At 8:30, I met some of my former Kansas colleagues for tea. It’s always interesting to hear how different law schools approach the various challenges facing us, as well as how they approach different aspects of teaching and scholarship. Plus, these are such nice people. I like keeping up on how and what they are doing. One is pregnant with her third child, for example.
After tea, it was on to the conference. My friend, Paul Marcus, moderated a panel discussion on access to justice. And, thankfully, I ran into Paul yesterday late and was able to spend a little time hearing about his year as AALS president and to congratulate him on a recent teaching award from William & Mary. Paul and I also talked a little business. We co-author three publications together, so there are always loose ends there to tie – on deadlines or new editions.
In one of the panels I attended called “Design Thinking for Law Professors,” Daniel Linna from Michigan State introduced me to the term “lean thinking” as it relates to continuous improvement toward excellence. Another panelist talked about how important it is to “flip” your view of problem solving when trying to innovate and how it can be important to use more visuals and fewer words when brainstorming ideas.
I’m going to take a quick walk and grab some lunch before I attend the 1:30 (PST) session on book publishing, but this afternoon will be busy and enjoyable, too. At 4:30, I’m attending the AALS reception to mingle with others from across the country before I attend a reception and dinner for several female deans who are stepping down this year. After that, I’m meeting my friend and former boss, Stephen Mazza, for coffee/tea to catch up.

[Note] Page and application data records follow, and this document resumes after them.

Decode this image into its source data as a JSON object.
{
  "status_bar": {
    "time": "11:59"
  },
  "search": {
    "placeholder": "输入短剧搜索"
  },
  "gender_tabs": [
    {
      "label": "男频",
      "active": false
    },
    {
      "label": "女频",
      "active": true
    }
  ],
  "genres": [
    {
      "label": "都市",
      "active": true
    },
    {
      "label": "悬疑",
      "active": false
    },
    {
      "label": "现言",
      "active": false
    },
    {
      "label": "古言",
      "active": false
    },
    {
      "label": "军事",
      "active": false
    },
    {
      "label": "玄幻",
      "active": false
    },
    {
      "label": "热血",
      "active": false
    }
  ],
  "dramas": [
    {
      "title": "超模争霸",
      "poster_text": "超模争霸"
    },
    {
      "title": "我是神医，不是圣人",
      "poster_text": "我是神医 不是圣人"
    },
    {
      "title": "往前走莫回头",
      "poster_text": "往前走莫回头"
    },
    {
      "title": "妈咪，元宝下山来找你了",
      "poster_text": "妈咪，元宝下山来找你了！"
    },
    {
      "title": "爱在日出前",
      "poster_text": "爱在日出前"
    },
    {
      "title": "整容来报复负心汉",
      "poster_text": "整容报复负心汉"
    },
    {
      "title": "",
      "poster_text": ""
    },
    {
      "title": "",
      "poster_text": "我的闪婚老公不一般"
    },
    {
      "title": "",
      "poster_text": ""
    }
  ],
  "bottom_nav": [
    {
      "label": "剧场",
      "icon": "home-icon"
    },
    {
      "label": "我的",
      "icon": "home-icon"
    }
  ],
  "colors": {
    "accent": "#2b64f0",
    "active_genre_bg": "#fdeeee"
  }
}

Hope all of you are staying warm.
Wednesday, Jan. 3, 2018
Tuesday, Jan. 2, 2018
It’s great to be back in the college this morning after our new year’s holiday. I’m energized for a fantastic 2018! It’s still quiet in the hallways, as the students don’t start classes again for another week, and many faculty are working on their research and wrapping up grading from home. This has allowed me to catch up on my mail, and meet with some of my leadership team. We each set goals for the new year and brain storm on strategies to begin the year with a positive momentum.
In addition to these meetings, I’m writing thank you notes to gracious end-of-year donors and preparing for my trip to San Diego, which begins tomorrow, for the yearly meeting of law professors and law deans. My friend, Paul Marcus, a law professor at William & Mary, is the outgoing president of the organization (the Association of American Law Schools) that hosts the meeting. I’ll be able to visit with Paul and many colleagues from across the country while I’m there. It’s a long way to travel for a meeting, but it’s always an information-packed conference. And, this year, we are co-hosting a women’s leadership in academia event with the University of Georgia on Jan. 5.